Built upon the opening of the government and the economic boom of the past 30 years, 2008 looks like a watershed year for consumer activism in China. Sparked by the unprecedented relief efforts for the Sichuan Province earthquake and the renewed global scrutiny leading up to the Beijing Olympics, Chinese consumers have been vocal about their renewed nationalism, concern for social harmony, and corporate expectations. As a result, corporate citizenship, cause marketing, and strategic philanthropy are on the rise.
The Chinese have surpassed the US as the largest Internet population and, after the earthquake, they flooded the Web to criticize China Vanke, one of the country's largest developers, for the 2 million Yuan ($288,000) donation it made to relief efforts, which was viewed as too low when compared to its corporate earnings. And, after what was deemed an inadequate apology, they called for stockholders to dump China Vanke stock and stop purchasing homes from the company.
Though many factors contributed, bloggers claimed credit for the company's first-ever fall from the top capitalization ranking on the Shenzhen Exchange and a 6 Yuan drop in share price on June 3.
When Sharon Stone implied the earthquake was karmic retribution for China's mistreatment of the Dalai Lama, consumers called for a boycott of both of her films and Dior, the fashion house she represents. China's Xinhua News Agency followed, lambasting Stone as a “public enemy of all mankind.”
In contrast, when MSN China encouraged instant messengers to put a red heart on their signatures to show support of China and the Games, 3 million chatters adopted it. And, after the earthquake, MSN responded with a rainbow icon and reported 6 million-plus adopters.
What's more, Wang Lao Ji Iced Tea became an overnight sensation when it announced a 100 million Yuan donation to earthquake victims – considered very generous, based on the company's size. China's citizens not only cheered the company, but some vowed to buy as much of the tea as they could even if they didn't need it, while others jeered Coke, which had not widely communicated its contribution and was seen as not doing enough.
This outpouring of consumer passion and purpose is changing the ways corporations should conduct their corporate citizenship activities in respect to China. Key considerations for outreach include:
Contribute at levels relative to your Chinese consumer base and business size.
Tap into “China Pride” and the popular Confucian notion of harmony where all members of society take care of each other.
Monitor online discussion threads and become part of the dialogue.
Understand that there is no one single Chinese consumer.

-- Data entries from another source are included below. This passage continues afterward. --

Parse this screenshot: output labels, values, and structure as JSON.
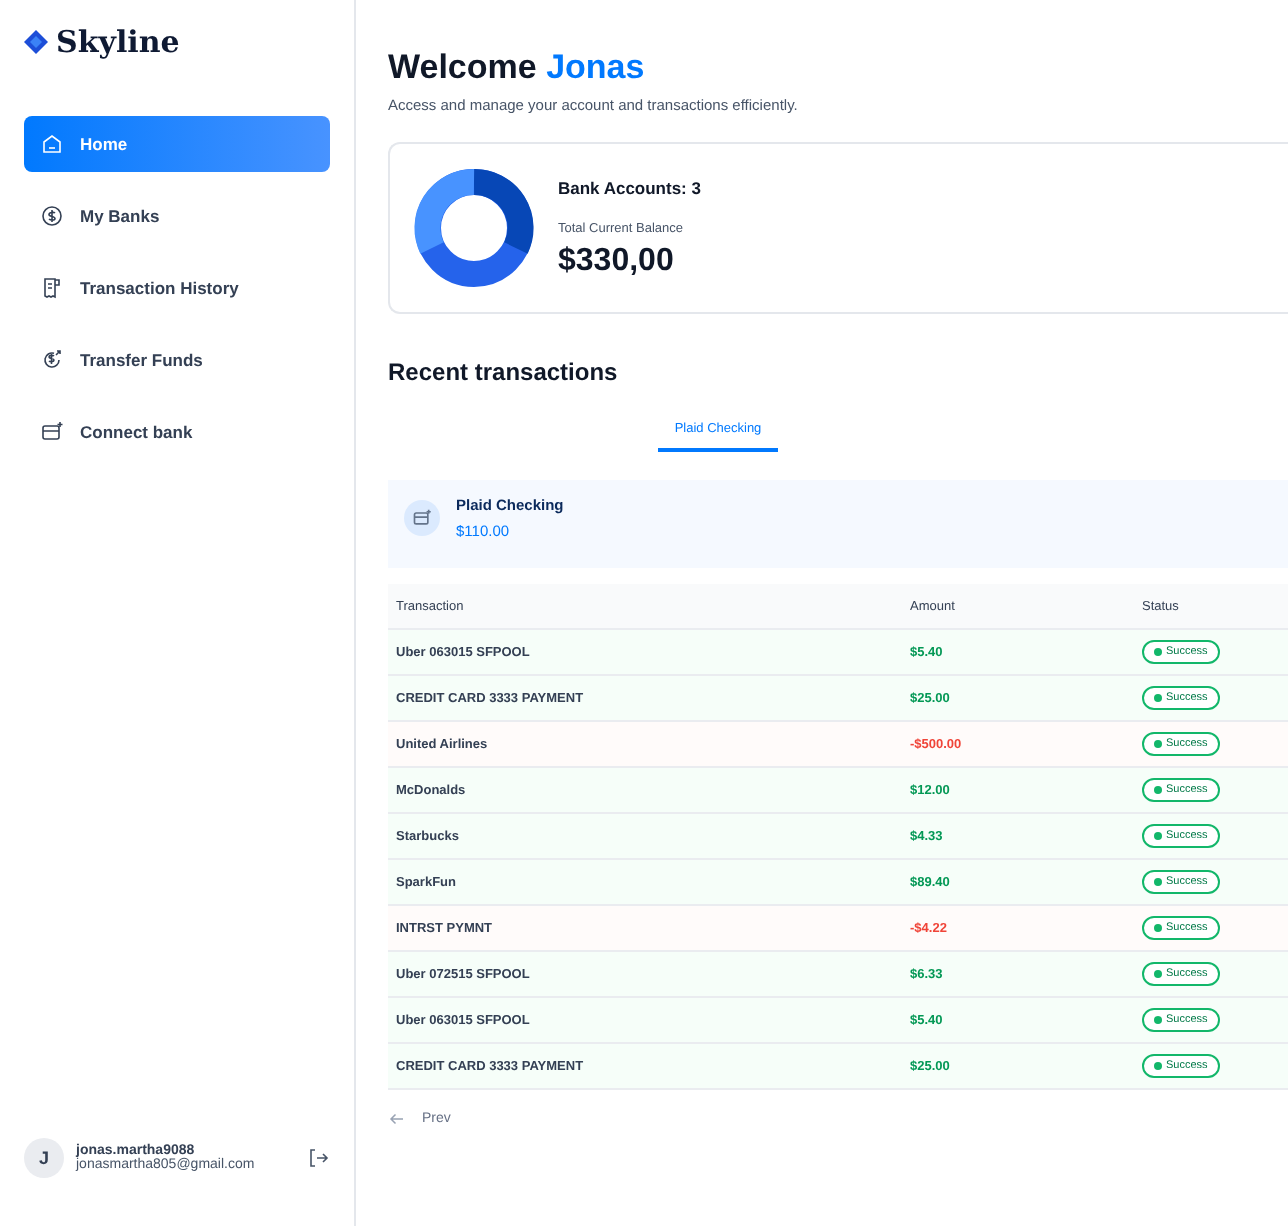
{
  "brand": {
    "name": "Skyline"
  },
  "sidebar": {
    "items": [
      {
        "label": "Home",
        "selected": true
      },
      {
        "label": "My Banks",
        "selected": false
      },
      {
        "label": "Transaction History",
        "selected": false
      },
      {
        "label": "Transfer Funds",
        "selected": false
      },
      {
        "label": "Connect bank",
        "selected": false
      }
    ]
  },
  "user": {
    "initial": "J",
    "name": "jonas.martha9088",
    "email": "jonasmartha805@gmail.com"
  },
  "header": {
    "greeting": "Welcome",
    "name": "Jonas",
    "subtitle": "Access and manage your account and transactions efficiently."
  },
  "balance": {
    "accounts": "Bank Accounts: 3",
    "label": "Total Current Balance",
    "amount": "$330,00"
  },
  "recent": {
    "title": "Recent transactions",
    "tabs": [
      {
        "label": "Plaid Checking",
        "selected": true
      }
    ],
    "account": {
      "name": "Plaid Checking",
      "balance": "$110.00"
    },
    "columns": [
      "Transaction",
      "Amount",
      "Status"
    ],
    "rows": [
      {
        "name": "Uber 063015 SFPOOL",
        "amount": "$5.40",
        "kind": "credit",
        "status": "Success"
      },
      {
        "name": "CREDIT CARD 3333 PAYMENT",
        "amount": "$25.00",
        "kind": "credit",
        "status": "Success"
      },
      {
        "name": "United Airlines",
        "amount": "-$500.00",
        "kind": "debit",
        "status": "Success"
      },
      {
        "name": "McDonalds",
        "amount": "$12.00",
        "kind": "credit",
        "status": "Success"
      },
      {
        "name": "Starbucks",
        "amount": "$4.33",
        "kind": "credit",
        "status": "Success"
      },
      {
        "name": "SparkFun",
        "amount": "$89.40",
        "kind": "credit",
        "status": "Success"
      },
      {
        "name": "INTRST PYMNT",
        "amount": "-$4.22",
        "kind": "debit",
        "status": "Success"
      },
      {
        "name": "Uber 072515 SFPOOL",
        "amount": "$6.33",
        "kind": "credit",
        "status": "Success"
      },
      {
        "name": "Uber 063015 SFPOOL",
        "amount": "$5.40",
        "kind": "credit",
        "status": "Success"
      },
      {
        "name": "CREDIT CARD 3333 PAYMENT",
        "amount": "$25.00",
        "kind": "credit",
        "status": "Success"
      }
    ],
    "pagination": {
      "prev": "Prev"
    }
  }
}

Know that it's best to communicate citizenship efforts, if they are substantial and relevant.
Kristian Darigan is VP at Cone.*
*This Op-Ed was previously attributed to Carol Cone, chairman and founder of Cone. It was, in fact, authored by Kristian Darigan